This innovative and timeless form, thought of from the smallest scale of the brick and as a new layer in the landscape, also recalls the gestures of artisans, the precision of the hand and the constant pursuit of excellence and beauty in their leather work. The gardens’ gentle undulations recall the arches of a manufacture that blends into its landscape, down to the materials used to construct it. It was in this precise and harmonious setting that the artist Emmanuel Saulnier was invited to design a piece of art for the “village square”, the manufacture’s courtyard and meeting place. Inspired by The Epsom Derby, a painting by Théodore Géricault from 1821, the work consists of seven stainless steel needles suspended by leather stirrup straps custom-made by the house’s bridle-makers. These horizontal lines evoke the movement of horses beneath a light-filled stormy sky and connect it to the artisanal gesture of the expert hand. The Maroquinerie de Louviers thus embodies the house’s sustainable development ambitions as well as its appreciation of beautiful things and the well-being of its employees. Since 2010, Hermès has opened ten leather goods workshops in France, bringing the number of saddlerleatherworkers employed by the group to more than 4,700. Four further workshops are currently being developed: in Tournes-Cliron (Ardennes), Riom (Puy de Dôme), L’Isle-d’Espagnac (Charente) and Loupes (Gironde), for which recruitment and training are ongoing. Archaeological discoveries echoing the artisan’s gesture The pre-construction archaeological excavations carried out on the site by INRAP archaeologists revealed a wide range of flint tools dating back to the Palaeolithic period, which attest to the leather work carried out in this prehistoric community. A horse’s jawbone was also found, adding to the symbolic links that connect the history of the site to the history of Hermès. Since 1837, Hermès has remained faithful to its artisan model and its humanist values.

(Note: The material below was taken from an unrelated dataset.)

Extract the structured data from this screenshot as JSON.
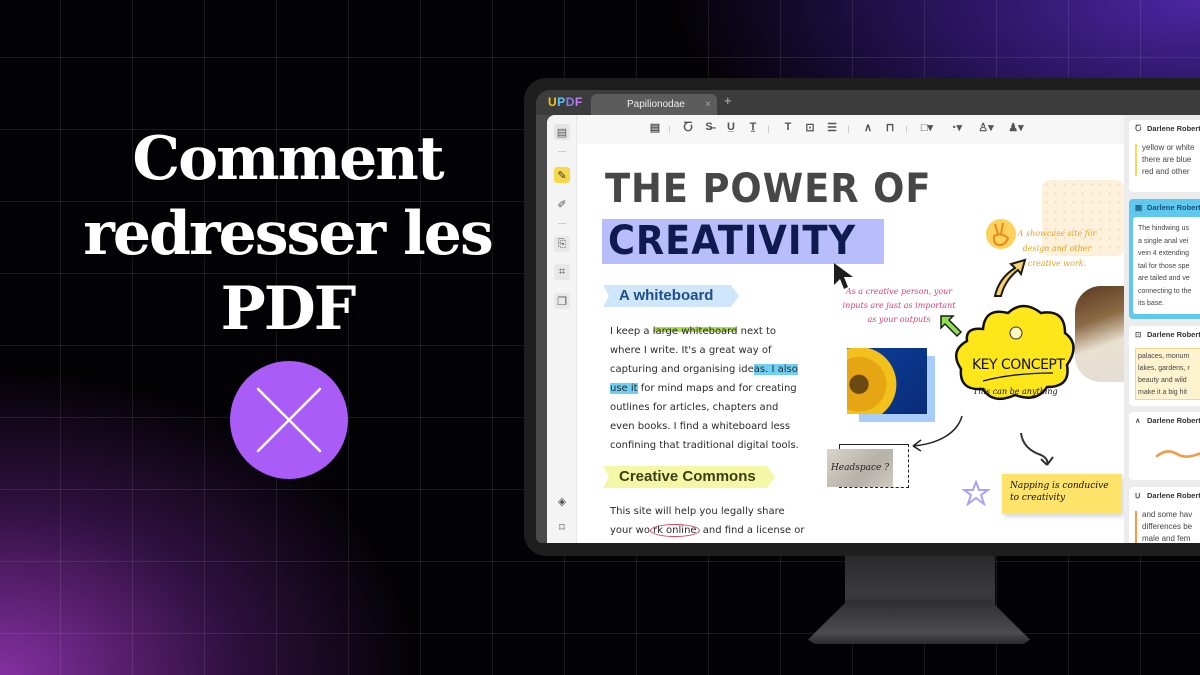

The freedom to create, the spirit of innovation, the constant search for beautiful materials, the transmission of savoir-faire of excellence, and the aesthetic of functionality all forge the singularity of Hermès, a house of objects created to last. An independent, family-owned company which encompasses 16 métiers, Hermès is dedicated to keeping the majority of its production in France through its 54 workshops and production sites and to developing its network of more than 300 stores in 45 countries. The group employs more than 19,700 people worldwide, including more than 12,400 in France, among whom more than 7,000 are craftsmen*.
Axel Dumas, a sixth-generation family member, has been Hermès CEO since 2013.
Founded in 2008, the Fondation d’entreprise #Hermès supports projects in the areas of artistic creation, training and the transmission of savoir-faire, biodiversity, and the preservation of the environment.